At this point we can then proceed to split the Volume Group in two, putting splitlv into a new Volume Group splitvg, then export that.

For that, we need to change the testvg to unavailable, then run vgsplit. Because of that, a data LV should always be on a data VG that is different from the Boot VG which would hold the boot LVs. If this is not the case, splitting the data LV would require a boot into a rescue image in order to be able to split the data LV: It is not possible to offline a boot LV without this.

The outcome:

root@ubuntu:~# vgchange -an testvg
  0 logical volume(s) in volume group "testvg" now active
root@ubuntu:~# vgsplit -n splitlv testvg splitvg
  New volume group "splitvg" successfully split from "testvg"
root@ubuntu:~# lvs
  LV      VG      Attr       LSize Pool Origin Data%  Meta%  Move Log Cpy%Sync Convert
  splitlv splitvg -wi------- 6.00g
  testlv  testvg  -wi------- 6.00g
root@ubuntu:~# pvs
  PV         VG      Fmt  Attr PSize   PFree
  /dev/sdb1  testvg  lvm2 a--  <20.00g <18.00g
  /dev/sdc1  testvg  lvm2 a--  <20.00g <18.00g
  /dev/sdd1  testvg  lvm2 a--  <20.00g <18.00g
  /dev/sde1  splitvg lvm2 a--  <20.00g <14.00g
  /dev/sdf1  testvg  lvm2 a--  <20.00g <20.00g
  /dev/sdg1  testvg  lvm2 a--  <20.00g <20.00g

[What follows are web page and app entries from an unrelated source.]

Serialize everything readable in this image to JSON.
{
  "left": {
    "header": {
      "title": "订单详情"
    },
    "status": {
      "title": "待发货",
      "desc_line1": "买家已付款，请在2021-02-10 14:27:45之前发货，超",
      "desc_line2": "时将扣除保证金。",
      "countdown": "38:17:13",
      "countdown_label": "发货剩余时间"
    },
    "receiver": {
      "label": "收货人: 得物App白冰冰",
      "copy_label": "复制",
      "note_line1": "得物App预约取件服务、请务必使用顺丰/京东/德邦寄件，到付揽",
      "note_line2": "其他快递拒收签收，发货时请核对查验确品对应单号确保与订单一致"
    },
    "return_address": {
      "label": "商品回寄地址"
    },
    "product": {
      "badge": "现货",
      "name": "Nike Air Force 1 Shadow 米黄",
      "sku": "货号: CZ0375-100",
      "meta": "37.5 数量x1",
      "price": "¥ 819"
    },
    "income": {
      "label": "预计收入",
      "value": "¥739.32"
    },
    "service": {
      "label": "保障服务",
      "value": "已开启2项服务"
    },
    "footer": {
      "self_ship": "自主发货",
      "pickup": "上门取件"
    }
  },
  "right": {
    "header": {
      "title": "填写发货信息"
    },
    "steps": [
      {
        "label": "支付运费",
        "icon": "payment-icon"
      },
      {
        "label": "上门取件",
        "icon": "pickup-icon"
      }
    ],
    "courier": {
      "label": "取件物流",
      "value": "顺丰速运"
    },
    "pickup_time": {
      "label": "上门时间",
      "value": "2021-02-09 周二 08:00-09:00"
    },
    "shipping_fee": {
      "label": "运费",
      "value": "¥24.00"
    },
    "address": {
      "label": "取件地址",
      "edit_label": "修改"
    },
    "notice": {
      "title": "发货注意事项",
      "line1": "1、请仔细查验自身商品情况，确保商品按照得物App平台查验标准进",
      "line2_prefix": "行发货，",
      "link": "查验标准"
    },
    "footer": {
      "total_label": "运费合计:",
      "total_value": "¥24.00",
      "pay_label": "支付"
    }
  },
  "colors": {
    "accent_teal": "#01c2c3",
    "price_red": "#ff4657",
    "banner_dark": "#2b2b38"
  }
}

We can see that vgsplit automatically identified the physical drives that make up the splitlv volume, made sure nothing else is on these drives and moves them into a new VG splitvg.

We can now vgexport that thing, eject the drives and move them elsewhere. Over there, we can vgimport things and proceed.

root@ubuntu:~# vgexport splitvg
  Volume group "splitvg" successfully exported

It is now safe to pull the drive.